(DATA SHOWN)
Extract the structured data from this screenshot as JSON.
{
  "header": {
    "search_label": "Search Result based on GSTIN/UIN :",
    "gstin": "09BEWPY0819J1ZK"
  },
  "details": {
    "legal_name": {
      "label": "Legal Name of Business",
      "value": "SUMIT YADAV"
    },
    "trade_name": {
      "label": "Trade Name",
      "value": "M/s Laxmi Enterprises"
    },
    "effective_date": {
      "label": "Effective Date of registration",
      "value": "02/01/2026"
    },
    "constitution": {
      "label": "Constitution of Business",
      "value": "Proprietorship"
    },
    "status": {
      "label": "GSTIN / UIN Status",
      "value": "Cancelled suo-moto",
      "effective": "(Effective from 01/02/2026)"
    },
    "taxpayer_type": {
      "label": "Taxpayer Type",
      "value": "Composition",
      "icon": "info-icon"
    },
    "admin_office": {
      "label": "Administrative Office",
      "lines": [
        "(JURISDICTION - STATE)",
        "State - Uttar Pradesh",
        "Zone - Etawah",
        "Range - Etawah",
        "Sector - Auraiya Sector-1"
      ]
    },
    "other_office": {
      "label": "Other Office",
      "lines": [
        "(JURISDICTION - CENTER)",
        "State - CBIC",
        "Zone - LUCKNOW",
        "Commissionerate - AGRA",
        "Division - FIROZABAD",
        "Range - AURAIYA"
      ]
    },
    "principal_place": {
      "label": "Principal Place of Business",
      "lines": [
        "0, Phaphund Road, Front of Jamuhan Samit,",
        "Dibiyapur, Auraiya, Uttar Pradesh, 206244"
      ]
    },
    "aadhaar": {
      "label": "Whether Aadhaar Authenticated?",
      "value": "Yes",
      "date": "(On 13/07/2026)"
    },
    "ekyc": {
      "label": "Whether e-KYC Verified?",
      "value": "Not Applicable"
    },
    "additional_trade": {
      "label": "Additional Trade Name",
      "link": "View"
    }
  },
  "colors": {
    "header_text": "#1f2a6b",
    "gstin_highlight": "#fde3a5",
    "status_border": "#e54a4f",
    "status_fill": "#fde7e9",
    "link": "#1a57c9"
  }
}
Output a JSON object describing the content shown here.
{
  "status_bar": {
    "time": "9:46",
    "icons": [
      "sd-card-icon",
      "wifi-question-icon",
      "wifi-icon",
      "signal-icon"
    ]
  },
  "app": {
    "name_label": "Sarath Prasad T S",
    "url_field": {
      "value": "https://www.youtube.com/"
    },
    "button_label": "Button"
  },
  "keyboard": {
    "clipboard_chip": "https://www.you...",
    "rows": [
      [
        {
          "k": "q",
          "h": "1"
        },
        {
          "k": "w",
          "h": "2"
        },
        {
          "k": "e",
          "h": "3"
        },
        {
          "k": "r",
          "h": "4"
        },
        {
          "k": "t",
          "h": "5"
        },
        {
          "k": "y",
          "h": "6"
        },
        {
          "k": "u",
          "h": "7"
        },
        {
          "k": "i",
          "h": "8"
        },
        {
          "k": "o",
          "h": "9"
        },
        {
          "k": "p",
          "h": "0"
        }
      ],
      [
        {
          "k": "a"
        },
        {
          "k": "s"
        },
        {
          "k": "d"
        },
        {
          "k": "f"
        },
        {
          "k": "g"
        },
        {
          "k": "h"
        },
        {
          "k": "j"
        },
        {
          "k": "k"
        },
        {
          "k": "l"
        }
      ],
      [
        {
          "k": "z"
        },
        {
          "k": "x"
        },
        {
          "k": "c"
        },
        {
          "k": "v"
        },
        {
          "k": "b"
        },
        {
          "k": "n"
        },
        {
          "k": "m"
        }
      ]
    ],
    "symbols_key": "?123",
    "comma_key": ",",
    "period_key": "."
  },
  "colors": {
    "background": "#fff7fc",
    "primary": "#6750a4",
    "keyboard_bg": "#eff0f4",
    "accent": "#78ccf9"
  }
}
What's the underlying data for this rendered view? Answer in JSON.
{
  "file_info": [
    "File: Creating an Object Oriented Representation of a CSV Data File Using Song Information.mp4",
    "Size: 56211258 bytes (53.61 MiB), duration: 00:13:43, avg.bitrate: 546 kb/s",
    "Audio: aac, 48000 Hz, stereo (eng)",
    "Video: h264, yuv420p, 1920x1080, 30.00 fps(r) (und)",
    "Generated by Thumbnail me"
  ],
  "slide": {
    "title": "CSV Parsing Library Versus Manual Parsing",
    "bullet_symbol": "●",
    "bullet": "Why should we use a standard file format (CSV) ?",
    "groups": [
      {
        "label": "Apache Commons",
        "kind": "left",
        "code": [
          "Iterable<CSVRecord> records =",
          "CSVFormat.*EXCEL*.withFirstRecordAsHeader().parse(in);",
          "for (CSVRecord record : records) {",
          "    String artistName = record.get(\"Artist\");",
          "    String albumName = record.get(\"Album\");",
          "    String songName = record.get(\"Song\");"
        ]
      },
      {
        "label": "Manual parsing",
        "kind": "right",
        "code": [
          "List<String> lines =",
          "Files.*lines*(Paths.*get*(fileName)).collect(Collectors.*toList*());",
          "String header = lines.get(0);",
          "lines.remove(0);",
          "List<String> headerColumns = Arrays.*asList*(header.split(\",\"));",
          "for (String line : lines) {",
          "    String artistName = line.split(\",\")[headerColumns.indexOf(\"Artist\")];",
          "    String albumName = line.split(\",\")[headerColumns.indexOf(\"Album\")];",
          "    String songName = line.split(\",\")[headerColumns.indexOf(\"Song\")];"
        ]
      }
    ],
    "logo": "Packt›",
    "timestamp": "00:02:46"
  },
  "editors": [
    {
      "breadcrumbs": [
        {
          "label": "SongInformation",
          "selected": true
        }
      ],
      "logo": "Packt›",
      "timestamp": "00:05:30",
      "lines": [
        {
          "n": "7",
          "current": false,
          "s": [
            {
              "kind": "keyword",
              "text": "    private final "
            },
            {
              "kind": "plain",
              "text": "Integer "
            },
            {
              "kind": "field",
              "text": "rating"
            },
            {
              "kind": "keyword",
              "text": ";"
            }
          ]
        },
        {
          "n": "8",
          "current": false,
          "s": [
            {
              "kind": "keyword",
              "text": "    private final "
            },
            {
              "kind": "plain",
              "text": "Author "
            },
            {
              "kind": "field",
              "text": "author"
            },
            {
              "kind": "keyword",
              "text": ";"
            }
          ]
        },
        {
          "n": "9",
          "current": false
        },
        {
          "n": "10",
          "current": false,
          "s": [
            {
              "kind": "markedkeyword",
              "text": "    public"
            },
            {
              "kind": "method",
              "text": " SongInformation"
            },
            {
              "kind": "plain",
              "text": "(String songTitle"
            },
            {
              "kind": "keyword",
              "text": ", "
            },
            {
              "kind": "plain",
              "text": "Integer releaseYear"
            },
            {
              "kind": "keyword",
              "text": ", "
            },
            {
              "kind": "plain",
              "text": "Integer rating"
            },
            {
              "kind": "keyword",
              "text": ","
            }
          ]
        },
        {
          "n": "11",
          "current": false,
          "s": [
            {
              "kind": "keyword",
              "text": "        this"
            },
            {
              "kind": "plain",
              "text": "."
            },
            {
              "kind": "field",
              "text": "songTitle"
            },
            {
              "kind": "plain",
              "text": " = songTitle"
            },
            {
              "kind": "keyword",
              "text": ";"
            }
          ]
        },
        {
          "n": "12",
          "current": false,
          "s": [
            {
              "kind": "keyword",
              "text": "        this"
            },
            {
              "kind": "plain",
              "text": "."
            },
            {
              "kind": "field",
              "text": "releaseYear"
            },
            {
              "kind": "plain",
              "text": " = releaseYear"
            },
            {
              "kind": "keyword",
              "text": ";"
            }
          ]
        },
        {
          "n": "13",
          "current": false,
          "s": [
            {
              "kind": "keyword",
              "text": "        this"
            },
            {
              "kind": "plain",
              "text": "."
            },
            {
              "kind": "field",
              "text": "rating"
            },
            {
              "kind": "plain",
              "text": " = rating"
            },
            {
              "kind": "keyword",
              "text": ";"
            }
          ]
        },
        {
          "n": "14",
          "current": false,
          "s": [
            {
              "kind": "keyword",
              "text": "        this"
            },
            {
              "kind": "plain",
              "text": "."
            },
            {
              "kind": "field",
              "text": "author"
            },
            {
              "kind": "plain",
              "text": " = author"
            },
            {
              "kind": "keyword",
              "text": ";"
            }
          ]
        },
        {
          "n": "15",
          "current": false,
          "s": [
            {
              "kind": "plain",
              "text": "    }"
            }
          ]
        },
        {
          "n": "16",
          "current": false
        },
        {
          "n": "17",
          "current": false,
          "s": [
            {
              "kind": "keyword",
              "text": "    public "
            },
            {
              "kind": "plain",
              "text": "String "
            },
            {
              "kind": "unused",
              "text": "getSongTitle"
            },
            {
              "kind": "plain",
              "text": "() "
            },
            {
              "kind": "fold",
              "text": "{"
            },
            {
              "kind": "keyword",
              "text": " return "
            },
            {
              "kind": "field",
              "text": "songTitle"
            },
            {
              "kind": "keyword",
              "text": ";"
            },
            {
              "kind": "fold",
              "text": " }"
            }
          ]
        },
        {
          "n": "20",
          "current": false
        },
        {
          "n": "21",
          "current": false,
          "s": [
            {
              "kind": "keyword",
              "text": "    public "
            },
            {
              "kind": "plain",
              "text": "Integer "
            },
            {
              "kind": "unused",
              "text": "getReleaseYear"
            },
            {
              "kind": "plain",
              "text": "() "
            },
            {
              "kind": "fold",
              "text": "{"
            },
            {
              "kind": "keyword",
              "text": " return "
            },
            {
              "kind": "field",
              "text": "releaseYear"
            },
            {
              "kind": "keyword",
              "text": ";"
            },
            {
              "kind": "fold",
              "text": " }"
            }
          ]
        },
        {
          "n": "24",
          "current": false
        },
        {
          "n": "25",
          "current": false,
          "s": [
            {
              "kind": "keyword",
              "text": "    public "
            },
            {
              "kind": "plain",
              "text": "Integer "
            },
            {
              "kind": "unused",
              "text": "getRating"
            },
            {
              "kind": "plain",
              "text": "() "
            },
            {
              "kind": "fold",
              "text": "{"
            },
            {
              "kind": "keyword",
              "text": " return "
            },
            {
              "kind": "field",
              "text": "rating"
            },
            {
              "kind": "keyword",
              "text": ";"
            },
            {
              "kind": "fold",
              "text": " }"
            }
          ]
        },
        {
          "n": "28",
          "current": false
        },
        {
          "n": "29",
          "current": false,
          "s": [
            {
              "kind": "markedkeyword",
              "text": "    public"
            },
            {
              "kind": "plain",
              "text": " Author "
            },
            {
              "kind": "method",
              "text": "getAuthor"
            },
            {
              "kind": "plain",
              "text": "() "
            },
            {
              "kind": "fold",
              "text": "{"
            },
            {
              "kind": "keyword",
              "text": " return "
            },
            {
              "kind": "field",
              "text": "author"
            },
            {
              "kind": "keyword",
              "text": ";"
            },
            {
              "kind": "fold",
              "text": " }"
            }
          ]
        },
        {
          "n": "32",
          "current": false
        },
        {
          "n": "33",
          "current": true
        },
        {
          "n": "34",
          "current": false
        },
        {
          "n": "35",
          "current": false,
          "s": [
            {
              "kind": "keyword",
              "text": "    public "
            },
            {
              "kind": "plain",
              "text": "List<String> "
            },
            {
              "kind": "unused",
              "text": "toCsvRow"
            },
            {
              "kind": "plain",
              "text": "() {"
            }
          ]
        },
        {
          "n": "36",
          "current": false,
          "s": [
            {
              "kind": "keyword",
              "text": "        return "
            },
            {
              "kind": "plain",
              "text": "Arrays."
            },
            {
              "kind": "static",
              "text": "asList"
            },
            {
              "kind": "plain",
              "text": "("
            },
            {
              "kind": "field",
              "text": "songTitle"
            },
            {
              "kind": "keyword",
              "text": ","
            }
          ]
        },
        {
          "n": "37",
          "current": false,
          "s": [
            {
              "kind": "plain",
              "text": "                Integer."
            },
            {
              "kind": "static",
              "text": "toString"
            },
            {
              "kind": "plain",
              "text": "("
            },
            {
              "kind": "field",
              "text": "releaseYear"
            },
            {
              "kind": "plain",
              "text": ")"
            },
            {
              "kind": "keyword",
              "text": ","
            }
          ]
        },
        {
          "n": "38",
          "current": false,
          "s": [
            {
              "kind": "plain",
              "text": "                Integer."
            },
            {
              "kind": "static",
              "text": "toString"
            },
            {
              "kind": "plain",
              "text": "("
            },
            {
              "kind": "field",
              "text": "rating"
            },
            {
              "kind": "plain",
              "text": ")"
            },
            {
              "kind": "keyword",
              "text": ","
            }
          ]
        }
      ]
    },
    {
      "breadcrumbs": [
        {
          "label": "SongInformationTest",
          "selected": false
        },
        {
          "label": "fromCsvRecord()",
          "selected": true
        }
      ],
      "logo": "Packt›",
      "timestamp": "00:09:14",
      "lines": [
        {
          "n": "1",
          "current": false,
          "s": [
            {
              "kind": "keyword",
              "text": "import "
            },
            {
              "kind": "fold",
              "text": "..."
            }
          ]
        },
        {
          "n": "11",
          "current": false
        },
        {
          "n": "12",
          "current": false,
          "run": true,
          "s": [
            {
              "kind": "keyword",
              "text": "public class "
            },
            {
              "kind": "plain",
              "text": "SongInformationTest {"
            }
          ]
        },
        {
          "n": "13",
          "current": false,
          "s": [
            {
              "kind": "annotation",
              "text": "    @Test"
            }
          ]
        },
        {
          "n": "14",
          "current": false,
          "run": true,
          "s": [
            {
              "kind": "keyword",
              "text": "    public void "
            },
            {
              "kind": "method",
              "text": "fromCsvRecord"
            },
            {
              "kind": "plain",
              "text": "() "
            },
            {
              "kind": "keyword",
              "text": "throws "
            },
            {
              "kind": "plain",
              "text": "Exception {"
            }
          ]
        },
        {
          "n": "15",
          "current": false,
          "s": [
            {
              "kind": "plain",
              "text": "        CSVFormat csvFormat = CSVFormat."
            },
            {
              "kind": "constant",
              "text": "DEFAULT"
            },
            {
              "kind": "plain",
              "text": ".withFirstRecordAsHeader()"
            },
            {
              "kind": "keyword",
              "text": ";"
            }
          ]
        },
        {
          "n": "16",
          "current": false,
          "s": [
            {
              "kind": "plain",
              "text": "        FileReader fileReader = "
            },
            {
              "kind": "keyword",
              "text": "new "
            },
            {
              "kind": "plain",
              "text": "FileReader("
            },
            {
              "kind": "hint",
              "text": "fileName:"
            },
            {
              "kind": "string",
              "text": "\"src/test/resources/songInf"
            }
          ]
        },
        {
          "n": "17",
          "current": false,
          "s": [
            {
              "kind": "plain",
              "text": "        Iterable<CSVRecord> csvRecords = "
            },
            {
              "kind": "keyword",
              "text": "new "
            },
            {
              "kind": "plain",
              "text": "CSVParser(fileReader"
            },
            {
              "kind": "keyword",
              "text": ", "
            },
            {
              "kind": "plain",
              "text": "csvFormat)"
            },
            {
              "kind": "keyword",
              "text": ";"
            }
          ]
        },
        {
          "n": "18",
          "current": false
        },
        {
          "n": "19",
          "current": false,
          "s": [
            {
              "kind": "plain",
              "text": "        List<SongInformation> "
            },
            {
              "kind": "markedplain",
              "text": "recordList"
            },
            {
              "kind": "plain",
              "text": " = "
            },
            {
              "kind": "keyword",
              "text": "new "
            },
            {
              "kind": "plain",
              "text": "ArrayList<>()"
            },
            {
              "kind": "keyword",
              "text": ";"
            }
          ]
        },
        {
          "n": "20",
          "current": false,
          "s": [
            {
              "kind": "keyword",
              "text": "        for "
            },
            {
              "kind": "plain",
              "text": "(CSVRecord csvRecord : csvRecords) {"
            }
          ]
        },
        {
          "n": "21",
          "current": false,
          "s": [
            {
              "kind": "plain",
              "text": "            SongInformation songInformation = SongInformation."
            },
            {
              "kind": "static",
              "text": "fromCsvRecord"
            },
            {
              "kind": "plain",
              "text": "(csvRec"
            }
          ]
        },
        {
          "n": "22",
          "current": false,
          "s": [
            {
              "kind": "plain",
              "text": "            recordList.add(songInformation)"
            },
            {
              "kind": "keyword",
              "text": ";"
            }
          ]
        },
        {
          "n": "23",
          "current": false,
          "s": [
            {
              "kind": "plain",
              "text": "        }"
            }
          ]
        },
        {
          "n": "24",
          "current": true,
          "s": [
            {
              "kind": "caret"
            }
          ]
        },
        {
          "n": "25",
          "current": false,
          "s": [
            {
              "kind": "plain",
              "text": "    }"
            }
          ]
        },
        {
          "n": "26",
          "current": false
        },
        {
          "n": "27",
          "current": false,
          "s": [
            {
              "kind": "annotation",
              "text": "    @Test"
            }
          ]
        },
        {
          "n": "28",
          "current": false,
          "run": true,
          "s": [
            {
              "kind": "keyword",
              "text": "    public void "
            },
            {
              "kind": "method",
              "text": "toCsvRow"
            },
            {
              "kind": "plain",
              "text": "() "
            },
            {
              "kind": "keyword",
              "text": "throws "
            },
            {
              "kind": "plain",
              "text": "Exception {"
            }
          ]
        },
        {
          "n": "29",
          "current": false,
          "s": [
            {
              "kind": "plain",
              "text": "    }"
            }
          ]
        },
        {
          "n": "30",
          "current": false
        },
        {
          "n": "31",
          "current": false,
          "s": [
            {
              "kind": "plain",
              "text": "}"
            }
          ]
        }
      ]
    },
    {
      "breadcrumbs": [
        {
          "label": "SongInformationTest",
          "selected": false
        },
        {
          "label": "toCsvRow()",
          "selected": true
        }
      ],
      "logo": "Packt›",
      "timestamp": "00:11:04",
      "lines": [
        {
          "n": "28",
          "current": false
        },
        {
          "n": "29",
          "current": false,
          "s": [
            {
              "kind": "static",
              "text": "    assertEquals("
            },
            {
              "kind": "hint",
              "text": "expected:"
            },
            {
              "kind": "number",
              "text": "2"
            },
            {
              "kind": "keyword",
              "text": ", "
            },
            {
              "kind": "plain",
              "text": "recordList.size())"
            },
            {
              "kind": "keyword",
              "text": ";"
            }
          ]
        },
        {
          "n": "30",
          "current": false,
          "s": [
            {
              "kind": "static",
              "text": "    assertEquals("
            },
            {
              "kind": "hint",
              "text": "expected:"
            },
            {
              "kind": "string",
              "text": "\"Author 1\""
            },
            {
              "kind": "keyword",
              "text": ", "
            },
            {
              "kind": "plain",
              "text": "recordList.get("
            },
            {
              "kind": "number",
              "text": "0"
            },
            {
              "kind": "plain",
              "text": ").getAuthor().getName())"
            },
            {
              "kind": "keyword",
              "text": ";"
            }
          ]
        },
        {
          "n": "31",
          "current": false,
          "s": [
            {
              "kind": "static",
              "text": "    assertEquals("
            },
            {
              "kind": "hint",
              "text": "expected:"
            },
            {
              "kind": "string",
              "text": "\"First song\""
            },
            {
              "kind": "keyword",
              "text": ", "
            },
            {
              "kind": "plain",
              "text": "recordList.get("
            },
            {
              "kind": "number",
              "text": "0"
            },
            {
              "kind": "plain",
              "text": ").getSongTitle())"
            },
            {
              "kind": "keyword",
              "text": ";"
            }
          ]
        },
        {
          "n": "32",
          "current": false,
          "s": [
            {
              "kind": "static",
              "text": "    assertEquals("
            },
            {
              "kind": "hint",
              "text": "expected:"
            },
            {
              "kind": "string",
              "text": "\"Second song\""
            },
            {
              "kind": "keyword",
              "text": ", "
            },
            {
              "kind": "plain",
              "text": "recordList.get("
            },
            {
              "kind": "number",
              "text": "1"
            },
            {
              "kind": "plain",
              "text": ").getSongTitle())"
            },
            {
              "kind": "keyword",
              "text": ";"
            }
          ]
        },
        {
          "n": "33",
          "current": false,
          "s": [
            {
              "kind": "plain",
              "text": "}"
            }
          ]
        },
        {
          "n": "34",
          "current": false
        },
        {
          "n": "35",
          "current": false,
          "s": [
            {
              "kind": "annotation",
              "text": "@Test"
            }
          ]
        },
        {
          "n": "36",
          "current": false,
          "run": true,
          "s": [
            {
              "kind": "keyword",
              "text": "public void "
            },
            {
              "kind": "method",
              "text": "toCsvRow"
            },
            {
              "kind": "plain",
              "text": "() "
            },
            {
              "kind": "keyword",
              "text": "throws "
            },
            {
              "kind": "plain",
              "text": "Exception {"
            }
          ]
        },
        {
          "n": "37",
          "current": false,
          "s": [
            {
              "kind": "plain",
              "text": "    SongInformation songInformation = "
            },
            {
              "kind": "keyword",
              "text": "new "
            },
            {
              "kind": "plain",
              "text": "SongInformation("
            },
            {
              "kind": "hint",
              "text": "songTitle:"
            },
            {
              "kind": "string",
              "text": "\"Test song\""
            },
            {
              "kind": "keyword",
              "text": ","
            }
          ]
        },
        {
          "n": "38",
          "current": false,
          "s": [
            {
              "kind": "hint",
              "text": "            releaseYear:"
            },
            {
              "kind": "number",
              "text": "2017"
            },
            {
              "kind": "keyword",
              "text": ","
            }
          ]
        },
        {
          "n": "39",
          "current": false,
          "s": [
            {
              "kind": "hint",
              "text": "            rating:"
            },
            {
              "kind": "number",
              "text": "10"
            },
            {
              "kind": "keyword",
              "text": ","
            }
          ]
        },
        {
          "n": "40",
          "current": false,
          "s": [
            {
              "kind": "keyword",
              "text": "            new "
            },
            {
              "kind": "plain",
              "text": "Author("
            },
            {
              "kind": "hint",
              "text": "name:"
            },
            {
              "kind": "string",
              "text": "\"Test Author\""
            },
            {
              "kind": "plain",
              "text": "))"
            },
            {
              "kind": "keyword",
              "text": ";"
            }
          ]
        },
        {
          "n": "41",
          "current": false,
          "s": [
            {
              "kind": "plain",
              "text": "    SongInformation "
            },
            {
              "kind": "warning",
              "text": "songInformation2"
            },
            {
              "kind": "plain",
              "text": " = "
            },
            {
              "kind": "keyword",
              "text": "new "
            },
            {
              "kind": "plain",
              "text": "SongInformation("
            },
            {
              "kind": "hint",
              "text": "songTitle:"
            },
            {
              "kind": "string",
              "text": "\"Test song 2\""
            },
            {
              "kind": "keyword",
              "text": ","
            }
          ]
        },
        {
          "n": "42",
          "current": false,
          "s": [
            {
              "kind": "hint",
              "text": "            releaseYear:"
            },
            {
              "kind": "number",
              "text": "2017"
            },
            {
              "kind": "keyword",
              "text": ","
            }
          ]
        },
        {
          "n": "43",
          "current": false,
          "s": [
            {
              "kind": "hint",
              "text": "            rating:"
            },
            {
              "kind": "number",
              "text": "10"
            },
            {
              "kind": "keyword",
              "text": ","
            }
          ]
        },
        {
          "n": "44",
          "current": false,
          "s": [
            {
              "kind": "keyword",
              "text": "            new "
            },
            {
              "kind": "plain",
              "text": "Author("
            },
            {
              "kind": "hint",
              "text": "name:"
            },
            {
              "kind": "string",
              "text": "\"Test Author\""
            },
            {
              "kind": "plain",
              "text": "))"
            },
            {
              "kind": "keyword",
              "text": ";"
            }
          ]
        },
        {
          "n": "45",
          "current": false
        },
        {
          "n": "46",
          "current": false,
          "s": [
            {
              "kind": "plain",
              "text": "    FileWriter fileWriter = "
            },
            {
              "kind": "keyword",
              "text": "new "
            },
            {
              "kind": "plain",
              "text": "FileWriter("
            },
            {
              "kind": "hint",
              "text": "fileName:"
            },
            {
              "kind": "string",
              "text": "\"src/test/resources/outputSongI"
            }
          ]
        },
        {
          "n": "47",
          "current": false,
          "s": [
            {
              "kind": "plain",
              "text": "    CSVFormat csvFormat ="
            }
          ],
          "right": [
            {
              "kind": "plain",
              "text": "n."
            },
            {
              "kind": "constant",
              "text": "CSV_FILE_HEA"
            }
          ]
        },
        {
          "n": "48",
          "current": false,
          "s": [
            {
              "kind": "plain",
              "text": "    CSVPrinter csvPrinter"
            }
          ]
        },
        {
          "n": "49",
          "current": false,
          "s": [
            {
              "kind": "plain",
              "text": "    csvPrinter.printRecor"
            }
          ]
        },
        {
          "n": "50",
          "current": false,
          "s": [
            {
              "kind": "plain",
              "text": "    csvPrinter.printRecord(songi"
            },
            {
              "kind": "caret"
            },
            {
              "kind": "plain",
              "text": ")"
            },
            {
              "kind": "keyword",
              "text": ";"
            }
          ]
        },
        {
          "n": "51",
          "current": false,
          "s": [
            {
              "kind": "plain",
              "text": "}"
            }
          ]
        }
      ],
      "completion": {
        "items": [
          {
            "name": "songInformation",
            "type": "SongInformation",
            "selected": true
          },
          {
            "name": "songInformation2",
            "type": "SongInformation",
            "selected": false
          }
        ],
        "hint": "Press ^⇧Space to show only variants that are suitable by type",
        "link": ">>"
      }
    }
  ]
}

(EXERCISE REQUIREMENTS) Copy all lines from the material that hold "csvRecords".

(ANSWER SECTION)
              "text": "        Iterable<CSVRecord> csvRecords = "
              "text": "(CSVRecord csvRecord : csvRecords) {"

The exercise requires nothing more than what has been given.